= Task goal =
Print out the records precisely, keeping each line identical to its source.

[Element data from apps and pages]
┄┄┄┄┄┄┄┄┄┄

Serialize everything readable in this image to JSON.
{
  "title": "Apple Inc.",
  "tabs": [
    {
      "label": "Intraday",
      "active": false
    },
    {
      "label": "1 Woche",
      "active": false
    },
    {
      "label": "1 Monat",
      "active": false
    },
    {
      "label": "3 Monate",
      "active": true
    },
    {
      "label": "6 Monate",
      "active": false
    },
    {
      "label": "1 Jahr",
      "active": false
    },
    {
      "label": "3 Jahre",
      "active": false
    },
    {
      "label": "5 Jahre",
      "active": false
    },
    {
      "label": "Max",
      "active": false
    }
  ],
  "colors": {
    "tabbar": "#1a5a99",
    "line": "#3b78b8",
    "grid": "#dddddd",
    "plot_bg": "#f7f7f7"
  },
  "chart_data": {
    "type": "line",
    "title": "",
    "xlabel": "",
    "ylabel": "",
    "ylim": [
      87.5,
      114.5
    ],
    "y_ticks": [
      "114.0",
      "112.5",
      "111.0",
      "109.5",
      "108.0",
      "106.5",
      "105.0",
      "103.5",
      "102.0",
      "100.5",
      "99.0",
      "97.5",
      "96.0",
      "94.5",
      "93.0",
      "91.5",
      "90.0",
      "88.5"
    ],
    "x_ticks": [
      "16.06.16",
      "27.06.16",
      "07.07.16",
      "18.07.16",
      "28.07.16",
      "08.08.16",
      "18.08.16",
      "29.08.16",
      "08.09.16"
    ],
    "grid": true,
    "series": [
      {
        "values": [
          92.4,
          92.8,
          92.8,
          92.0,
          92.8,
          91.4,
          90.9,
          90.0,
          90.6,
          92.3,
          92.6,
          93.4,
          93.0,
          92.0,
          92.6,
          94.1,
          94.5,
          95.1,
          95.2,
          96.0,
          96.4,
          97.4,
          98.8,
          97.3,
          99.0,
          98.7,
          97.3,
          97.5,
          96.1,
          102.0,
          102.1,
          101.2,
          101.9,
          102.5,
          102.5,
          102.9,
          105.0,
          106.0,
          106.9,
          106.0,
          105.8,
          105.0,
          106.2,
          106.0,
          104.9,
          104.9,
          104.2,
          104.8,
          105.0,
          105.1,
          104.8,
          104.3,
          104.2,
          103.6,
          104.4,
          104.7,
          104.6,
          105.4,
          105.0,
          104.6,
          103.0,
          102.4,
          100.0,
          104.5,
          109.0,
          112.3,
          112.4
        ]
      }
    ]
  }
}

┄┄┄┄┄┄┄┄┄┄

= Answer for the task =
Serialize everything readable in this image to JSON.
{
  "title": "Apple Inc.",
  "tabs": [
    {
      "label": "Intraday",
      "active": false
    },
    {
      "label": "1 Woche",
      "active": false
    },
    {
      "label": "1 Monat",
      "active": false
    },
    {
      "label": "3 Monate",
      "active": true
    },
    {
      "label": "6 Monate",
      "active": false
    },
    {
      "label": "1 Jahr",
      "active": false
    },
    {
      "label": "3 Jahre",
      "active": false
    },
    {
      "label": "5 Jahre",
      "active": false
    },
    {
      "label": "Max",
      "active": false
    }
  ],
  "colors": {
    "tabbar": "#1a5a99",
    "line": "#3b78b8",
    "grid": "#dddddd",
    "plot_bg": "#f7f7f7"
  },
  "chart_data": {
    "type": "line",
    "title": "",
    "xlabel": "",
    "ylabel": "",
    "ylim": [
      87.5,
      114.5
    ],
    "y_ticks": [
      "114.0",
      "112.5",
      "111.0",
      "109.5",
      "108.0",
      "106.5",
      "105.0",
      "103.5",
      "102.0",
      "100.5",
      "99.0",
      "97.5",
      "96.0",
      "94.5",
      "93.0",
      "91.5",
      "90.0",
      "88.5"
    ],
    "x_ticks": [
      "16.06.16",
      "27.06.16",
      "07.07.16",
      "18.07.16",
      "28.07.16",
      "08.08.16",
      "18.08.16",
      "29.08.16",
      "08.09.16"
    ],
    "grid": true,
    "series": [
      {
        "values": [
          92.4,
          92.8,
          92.8,
          92.0,
          92.8,
          91.4,
          90.9,
          90.0,
          90.6,
          92.3,
          92.6,
          93.4,
          93.0,
          92.0,
          92.6,
          94.1,
          94.5,
          95.1,
          95.2,
          96.0,
          96.4,
          97.4,
          98.8,
          97.3,
          99.0,
          98.7,
          97.3,
          97.5,
          96.1,
          102.0,
          102.1,
          101.2,
          101.9,
          102.5,
          102.5,
          102.9,
          105.0,
          106.0,
          106.9,
          106.0,
          105.8,
          105.0,
          106.2,
          106.0,
          104.9,
          104.9,
          104.2,
          104.8,
          105.0,
          105.1,
          104.8,
          104.3,
          104.2,
          103.6,
          104.4,
          104.7,
          104.6,
          105.4,
          105.0,
          104.6,
          103.0,
          102.4,
          100.0,
          104.5,
          109.0,
          112.3,
          112.4
        ]
      }
    ]
  }
}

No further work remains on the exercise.